We’ve asked Tesla for comment.
This isn’t Tesla’s first purchase in the space. It recently acquired Maxwell, a California company that has been developing next-gen lithium-ion electrodes. On top of this, Tesla also struck a five-year research agreement with Canadian research leader Jeff Dahn that might bear fruit. Elon Musk said Tesla was making strides toward a “million mile battery,” and Dahn’s team published a paper in September suggesting that batteries with such long lifespans were possible. Tesla has been hinting at in-house battery cell production for a little while, then, it’s just becoming more overt about its intentions.

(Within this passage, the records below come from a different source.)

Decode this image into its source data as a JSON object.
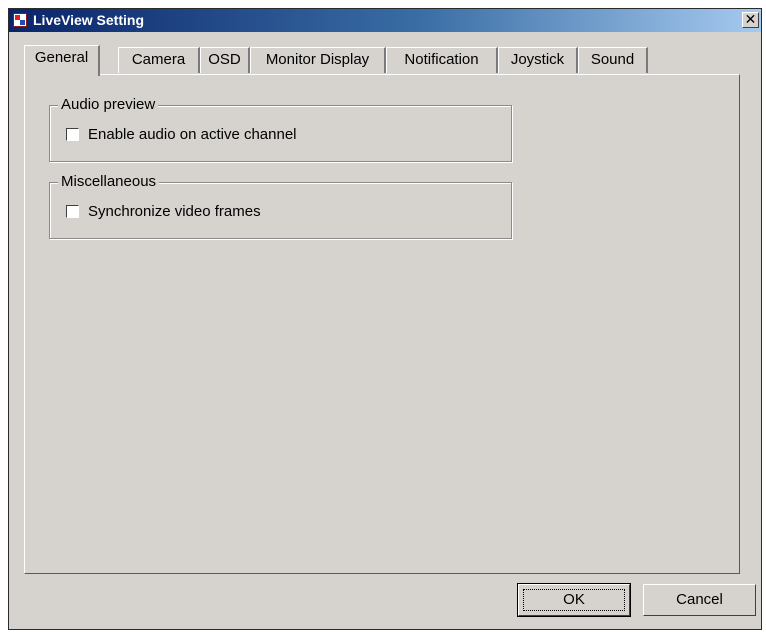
{
  "window": {
    "title": "LiveView Setting",
    "close_glyph": "✕"
  },
  "tabs": [
    {
      "label": "General",
      "active": true
    },
    {
      "label": "Camera"
    },
    {
      "label": "OSD"
    },
    {
      "label": "Monitor Display"
    },
    {
      "label": "Notification"
    },
    {
      "label": "Joystick"
    },
    {
      "label": "Sound"
    }
  ],
  "groups": {
    "audio": {
      "title": "Audio preview",
      "option": {
        "label": "Enable audio on active channel",
        "checked": false
      }
    },
    "misc": {
      "title": "Miscellaneous",
      "option": {
        "label": "Synchronize video frames",
        "checked": false
      }
    }
  },
  "buttons": {
    "ok": "OK",
    "cancel": "Cancel"
  },
  "icons": {
    "app": "app-icon",
    "close": "close-icon"
  },
  "colors": {
    "dialog_bg": "#d6d3ce",
    "title_bar_start": "#0a246a",
    "title_bar_end": "#a6caf0"
  }
}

The Hibar deal still says a lot about Tesla’s strategy. It suggests the company is hoping to fast-track the production of battery cells by snapping up multiple teams. Although Tesla isn’t about to kick out suppliers like Panasonic and LG Chem any time soon (it likely needs them to keep up with demand), it clearly wants to take greater control of its destiny as soon as possible. It might have to — with fresh competition from Porsche and others, custom batteries with extended range and performance could give it a crucial edge.